— EXERCISE DIRECTIONS —
Gather every line of the entries that includes the word "this".

[RECORDS SUPPLIED — start]

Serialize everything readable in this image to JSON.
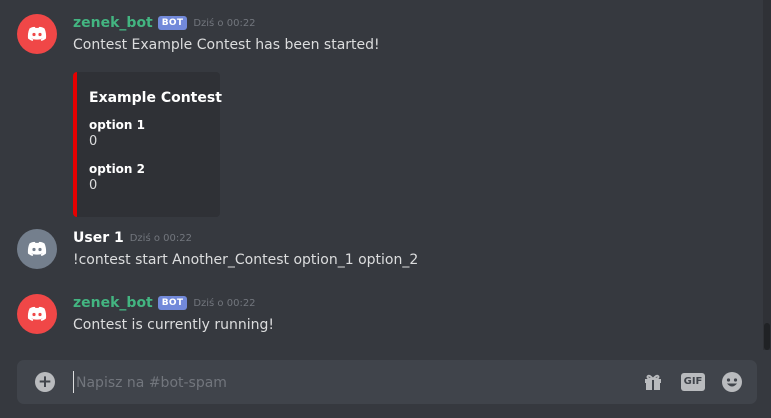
{
  "messages": [
    {
      "username": "zenek_bot",
      "badge": "BOT",
      "timestamp": "Dziś o 00:22",
      "text": "Contest Example Contest has been started!",
      "embed": {
        "title": "Example Contest",
        "fields": [
          {
            "name": "option 1",
            "value": "0"
          },
          {
            "name": "option 2",
            "value": "0"
          }
        ]
      }
    },
    {
      "username": "User 1",
      "timestamp": "Dziś o 00:22",
      "text": "!contest start Another_Contest option_1 option_2"
    },
    {
      "username": "zenek_bot",
      "badge": "BOT",
      "timestamp": "Dziś o 00:22",
      "text": "Contest is currently running!"
    }
  ],
  "composer": {
    "placeholder": "Napisz na #bot-spam",
    "gif_label": "GIF"
  },
  "colors": {
    "background": "#36393f",
    "bot_name": "#43b581",
    "user_name": "#ffffff",
    "bot_avatar": "#f04747",
    "user_avatar": "#747f8d",
    "bot_badge": "#7289da",
    "embed_border": "#e60000"
  },
  "icons": {
    "avatar": "discord-logo-icon",
    "add": "plus-circle-icon",
    "gift": "gift-icon",
    "gif": "gif-icon",
    "emoji": "emoji-icon"
  }
}
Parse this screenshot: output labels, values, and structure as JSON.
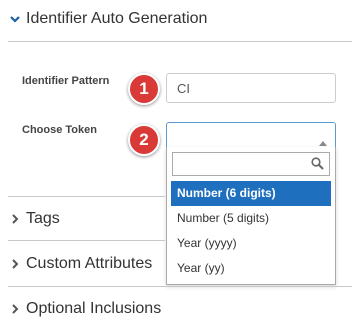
{
  "sections": {
    "identifier_auto_generation": {
      "label": "Identifier Auto Generation",
      "expanded": true
    },
    "tags": {
      "label": "Tags",
      "expanded": false
    },
    "custom_attributes": {
      "label": "Custom Attributes",
      "expanded": false
    },
    "optional_inclusions": {
      "label": "Optional Inclusions",
      "expanded": false
    }
  },
  "form": {
    "identifier_pattern": {
      "label": "Identifier Pattern",
      "value": "CI"
    },
    "choose_token": {
      "label": "Choose Token",
      "value": ""
    }
  },
  "dropdown": {
    "search_value": "",
    "options": [
      {
        "label": "Number (6 digits)",
        "selected": true
      },
      {
        "label": "Number (5 digits)",
        "selected": false
      },
      {
        "label": "Year (yyyy)",
        "selected": false
      },
      {
        "label": "Year (yy)",
        "selected": false
      }
    ]
  },
  "callouts": [
    "1",
    "2"
  ],
  "colors": {
    "accent": "#1f6fbf",
    "callout": "#d93a37",
    "chevron_expanded": "#1a5fa0"
  },
  "icons": {
    "expanded": "chevron-down-icon",
    "collapsed": "chevron-right-icon",
    "select": "caret-up-icon",
    "search": "search-icon"
  }
}
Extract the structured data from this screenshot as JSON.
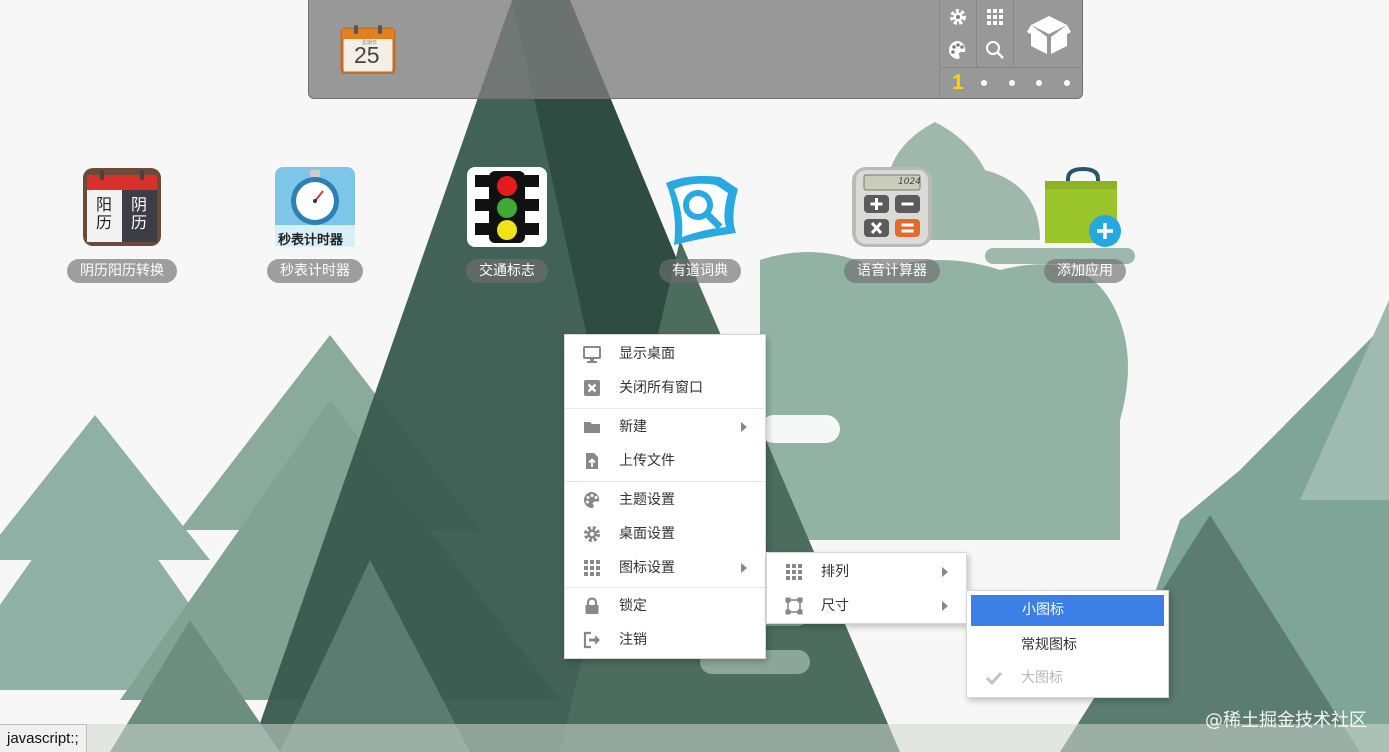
{
  "dock": {
    "calendar_day": "25",
    "calendar_tag": "星期日",
    "tools": [
      "settings-icon",
      "apps-grid-icon",
      "theme-palette-icon",
      "search-icon"
    ],
    "app_box_icon": "cube-box-icon",
    "current_page": "1",
    "page_dots": 4
  },
  "apps": [
    {
      "label": "阴历阳历转换",
      "icon": "lunar-calendar-icon",
      "glyphs": [
        "阳",
        "阴",
        "历",
        "历"
      ]
    },
    {
      "label": "秒表计时器",
      "icon": "stopwatch-icon",
      "caption": "秒表计时器"
    },
    {
      "label": "交通标志",
      "icon": "traffic-light-icon"
    },
    {
      "label": "有道词典",
      "icon": "youdao-dictionary-icon"
    },
    {
      "label": "语音计算器",
      "icon": "calculator-icon",
      "display": "1024"
    },
    {
      "label": "添加应用",
      "icon": "add-app-bag-icon"
    }
  ],
  "context_menu": {
    "items": [
      {
        "label": "显示桌面",
        "icon": "monitor-icon"
      },
      {
        "label": "关闭所有窗口",
        "icon": "close-box-icon"
      },
      {
        "label": "新建",
        "icon": "folder-icon",
        "submenu": true
      },
      {
        "label": "上传文件",
        "icon": "upload-file-icon"
      },
      {
        "label": "主题设置",
        "icon": "palette-icon"
      },
      {
        "label": "桌面设置",
        "icon": "gear-icon"
      },
      {
        "label": "图标设置",
        "icon": "grid-icon",
        "submenu": true
      },
      {
        "label": "锁定",
        "icon": "lock-icon"
      },
      {
        "label": "注销",
        "icon": "sign-out-icon"
      }
    ]
  },
  "icon_submenu": {
    "items": [
      {
        "label": "排列",
        "icon": "grid-icon",
        "submenu": true
      },
      {
        "label": "尺寸",
        "icon": "resize-icon",
        "submenu": true
      }
    ]
  },
  "size_submenu": {
    "items": [
      {
        "label": "小图标",
        "state": "hovered"
      },
      {
        "label": "常规图标",
        "state": "normal"
      },
      {
        "label": "大图标",
        "state": "checked-disabled",
        "icon": "check-icon"
      }
    ]
  },
  "status_bar": {
    "text": "javascript:;"
  },
  "watermark": "@稀土掘金技术社区",
  "colors": {
    "highlight": "#3c7fe6",
    "dock": "#7d7d7d",
    "tree_dark": "#2e4a40",
    "tree_light": "#7fa598"
  }
}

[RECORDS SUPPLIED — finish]

— SOLUTION —
Serialize everything readable in this image to JSON.
Parse this screenshot: output labels, values, and structure as JSON.
Extract the structured data from this screenshot as JSON.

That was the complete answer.